- Exercise brief: The number of lines below holding the string "accent" is the only answer wanted.

- Given information:
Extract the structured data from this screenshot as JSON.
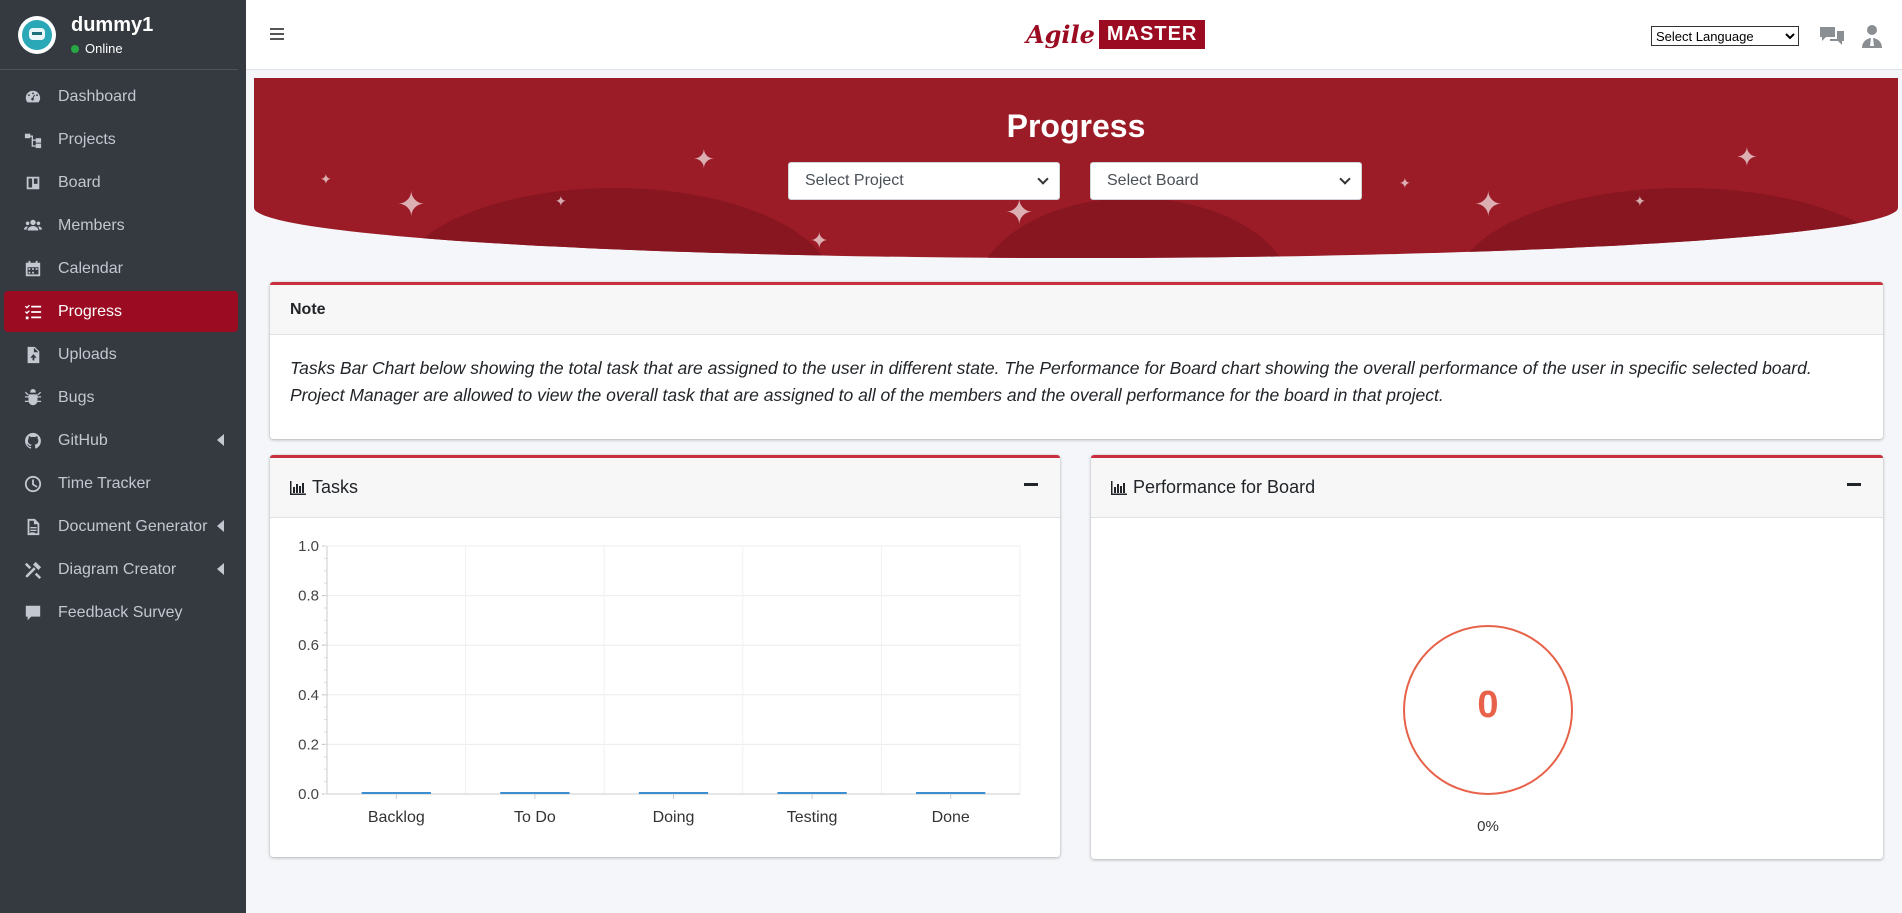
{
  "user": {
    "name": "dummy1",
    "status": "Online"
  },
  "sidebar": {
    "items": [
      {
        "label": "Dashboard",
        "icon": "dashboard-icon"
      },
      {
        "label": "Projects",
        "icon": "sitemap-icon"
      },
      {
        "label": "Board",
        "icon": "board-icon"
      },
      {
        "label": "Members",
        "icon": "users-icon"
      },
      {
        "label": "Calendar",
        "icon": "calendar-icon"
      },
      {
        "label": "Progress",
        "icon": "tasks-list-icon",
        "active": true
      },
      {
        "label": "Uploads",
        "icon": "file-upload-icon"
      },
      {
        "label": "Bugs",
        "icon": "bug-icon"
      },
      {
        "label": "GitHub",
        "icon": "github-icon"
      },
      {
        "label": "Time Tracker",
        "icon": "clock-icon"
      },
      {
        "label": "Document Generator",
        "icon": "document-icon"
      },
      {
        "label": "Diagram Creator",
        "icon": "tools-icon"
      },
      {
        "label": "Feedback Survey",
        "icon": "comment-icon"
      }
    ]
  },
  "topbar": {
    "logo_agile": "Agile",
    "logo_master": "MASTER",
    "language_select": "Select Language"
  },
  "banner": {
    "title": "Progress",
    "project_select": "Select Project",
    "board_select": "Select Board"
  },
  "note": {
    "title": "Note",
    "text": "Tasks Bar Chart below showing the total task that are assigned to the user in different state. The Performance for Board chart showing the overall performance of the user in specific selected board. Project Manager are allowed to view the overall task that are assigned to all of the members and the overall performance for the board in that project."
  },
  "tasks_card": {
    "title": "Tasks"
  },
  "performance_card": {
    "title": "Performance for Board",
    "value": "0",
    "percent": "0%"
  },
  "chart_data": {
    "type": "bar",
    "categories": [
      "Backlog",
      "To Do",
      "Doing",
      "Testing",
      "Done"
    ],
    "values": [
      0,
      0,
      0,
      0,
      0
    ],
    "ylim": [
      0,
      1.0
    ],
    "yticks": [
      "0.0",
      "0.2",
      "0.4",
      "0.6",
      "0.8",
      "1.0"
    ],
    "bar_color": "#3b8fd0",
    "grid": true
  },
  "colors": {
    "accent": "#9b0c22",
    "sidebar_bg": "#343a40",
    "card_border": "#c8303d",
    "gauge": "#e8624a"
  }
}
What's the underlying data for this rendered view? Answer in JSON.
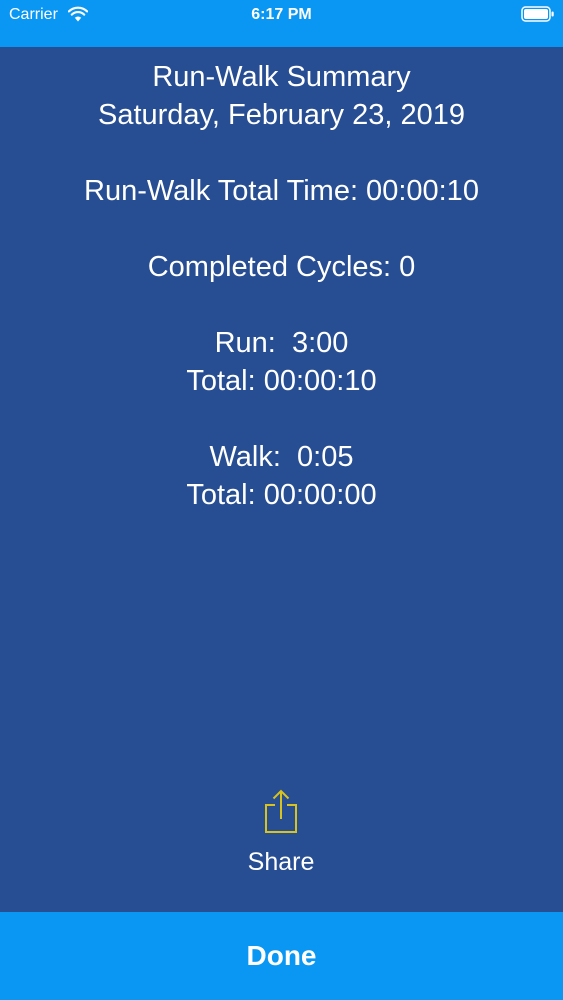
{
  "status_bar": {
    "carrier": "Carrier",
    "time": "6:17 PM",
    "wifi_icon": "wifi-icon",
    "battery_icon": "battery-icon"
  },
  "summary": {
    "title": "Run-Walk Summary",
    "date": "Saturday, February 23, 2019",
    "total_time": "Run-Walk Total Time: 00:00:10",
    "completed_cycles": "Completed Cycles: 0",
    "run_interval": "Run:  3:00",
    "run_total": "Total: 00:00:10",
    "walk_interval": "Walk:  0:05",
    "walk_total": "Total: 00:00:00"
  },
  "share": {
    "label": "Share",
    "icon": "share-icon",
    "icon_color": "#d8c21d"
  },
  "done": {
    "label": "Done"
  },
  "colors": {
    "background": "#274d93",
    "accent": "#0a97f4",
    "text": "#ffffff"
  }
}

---

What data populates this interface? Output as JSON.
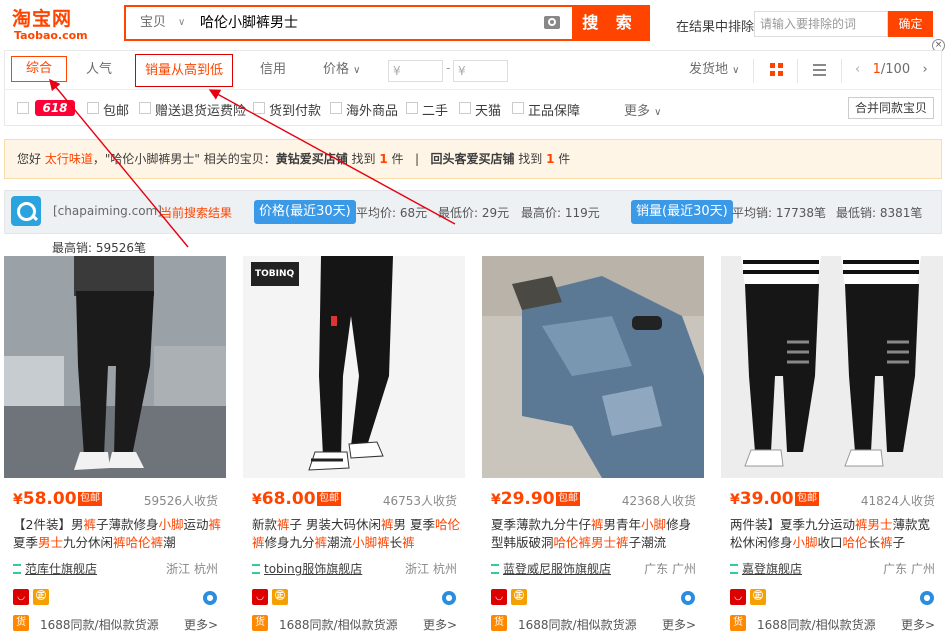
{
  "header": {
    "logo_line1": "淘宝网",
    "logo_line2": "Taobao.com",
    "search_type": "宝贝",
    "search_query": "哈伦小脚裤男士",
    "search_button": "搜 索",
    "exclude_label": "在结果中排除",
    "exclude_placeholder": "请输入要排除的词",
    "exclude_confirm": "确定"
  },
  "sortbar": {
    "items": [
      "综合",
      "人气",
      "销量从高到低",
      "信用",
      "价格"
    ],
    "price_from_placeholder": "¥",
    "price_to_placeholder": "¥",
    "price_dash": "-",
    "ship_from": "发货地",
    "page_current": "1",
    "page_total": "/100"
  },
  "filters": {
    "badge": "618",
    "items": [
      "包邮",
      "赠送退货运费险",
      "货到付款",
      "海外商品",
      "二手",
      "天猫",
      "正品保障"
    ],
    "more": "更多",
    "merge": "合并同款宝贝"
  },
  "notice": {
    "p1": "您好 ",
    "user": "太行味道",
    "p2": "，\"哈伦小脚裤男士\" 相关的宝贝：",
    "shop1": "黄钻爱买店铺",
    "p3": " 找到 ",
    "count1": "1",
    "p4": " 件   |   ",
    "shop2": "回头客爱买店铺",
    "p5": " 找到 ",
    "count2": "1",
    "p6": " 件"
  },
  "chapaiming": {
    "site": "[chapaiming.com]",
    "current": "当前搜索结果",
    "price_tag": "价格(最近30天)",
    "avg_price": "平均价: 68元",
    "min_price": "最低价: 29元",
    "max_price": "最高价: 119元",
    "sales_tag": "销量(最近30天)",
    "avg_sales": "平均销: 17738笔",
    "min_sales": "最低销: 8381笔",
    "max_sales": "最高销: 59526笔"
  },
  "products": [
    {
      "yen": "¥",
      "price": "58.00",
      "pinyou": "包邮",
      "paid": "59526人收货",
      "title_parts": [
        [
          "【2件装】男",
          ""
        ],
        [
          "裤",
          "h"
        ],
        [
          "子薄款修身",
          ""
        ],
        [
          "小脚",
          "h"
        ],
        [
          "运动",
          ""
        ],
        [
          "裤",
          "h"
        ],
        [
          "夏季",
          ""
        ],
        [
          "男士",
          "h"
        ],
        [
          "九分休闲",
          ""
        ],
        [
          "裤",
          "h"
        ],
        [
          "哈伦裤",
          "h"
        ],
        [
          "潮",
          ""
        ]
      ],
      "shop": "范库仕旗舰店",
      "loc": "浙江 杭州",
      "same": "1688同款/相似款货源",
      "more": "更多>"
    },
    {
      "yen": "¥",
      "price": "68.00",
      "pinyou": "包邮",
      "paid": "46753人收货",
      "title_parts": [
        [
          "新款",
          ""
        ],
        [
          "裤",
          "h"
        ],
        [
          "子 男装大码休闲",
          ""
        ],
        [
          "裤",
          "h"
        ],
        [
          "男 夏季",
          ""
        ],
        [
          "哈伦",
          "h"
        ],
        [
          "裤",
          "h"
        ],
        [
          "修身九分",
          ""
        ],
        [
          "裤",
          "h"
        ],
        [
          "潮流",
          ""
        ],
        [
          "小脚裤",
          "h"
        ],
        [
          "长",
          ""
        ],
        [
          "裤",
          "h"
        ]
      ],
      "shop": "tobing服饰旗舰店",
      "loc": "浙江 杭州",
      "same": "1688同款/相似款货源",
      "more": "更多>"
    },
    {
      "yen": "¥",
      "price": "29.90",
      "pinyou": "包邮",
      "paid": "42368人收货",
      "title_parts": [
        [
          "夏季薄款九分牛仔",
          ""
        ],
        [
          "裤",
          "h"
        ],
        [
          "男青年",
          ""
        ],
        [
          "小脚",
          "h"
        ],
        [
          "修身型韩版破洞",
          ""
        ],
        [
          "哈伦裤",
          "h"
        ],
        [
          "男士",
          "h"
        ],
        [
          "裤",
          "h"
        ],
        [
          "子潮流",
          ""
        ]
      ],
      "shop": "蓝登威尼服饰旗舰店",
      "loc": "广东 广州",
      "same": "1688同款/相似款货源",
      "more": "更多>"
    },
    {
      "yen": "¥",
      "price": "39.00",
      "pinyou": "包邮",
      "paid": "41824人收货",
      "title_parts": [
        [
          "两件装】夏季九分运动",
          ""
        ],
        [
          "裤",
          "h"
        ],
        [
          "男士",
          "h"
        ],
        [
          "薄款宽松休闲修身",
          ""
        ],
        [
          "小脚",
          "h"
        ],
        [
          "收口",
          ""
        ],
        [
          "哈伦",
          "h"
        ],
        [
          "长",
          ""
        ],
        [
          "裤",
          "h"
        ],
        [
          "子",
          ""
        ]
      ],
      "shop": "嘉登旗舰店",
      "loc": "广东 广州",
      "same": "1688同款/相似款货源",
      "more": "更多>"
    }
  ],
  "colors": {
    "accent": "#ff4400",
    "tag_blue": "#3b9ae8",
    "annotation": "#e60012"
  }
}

- Response: 3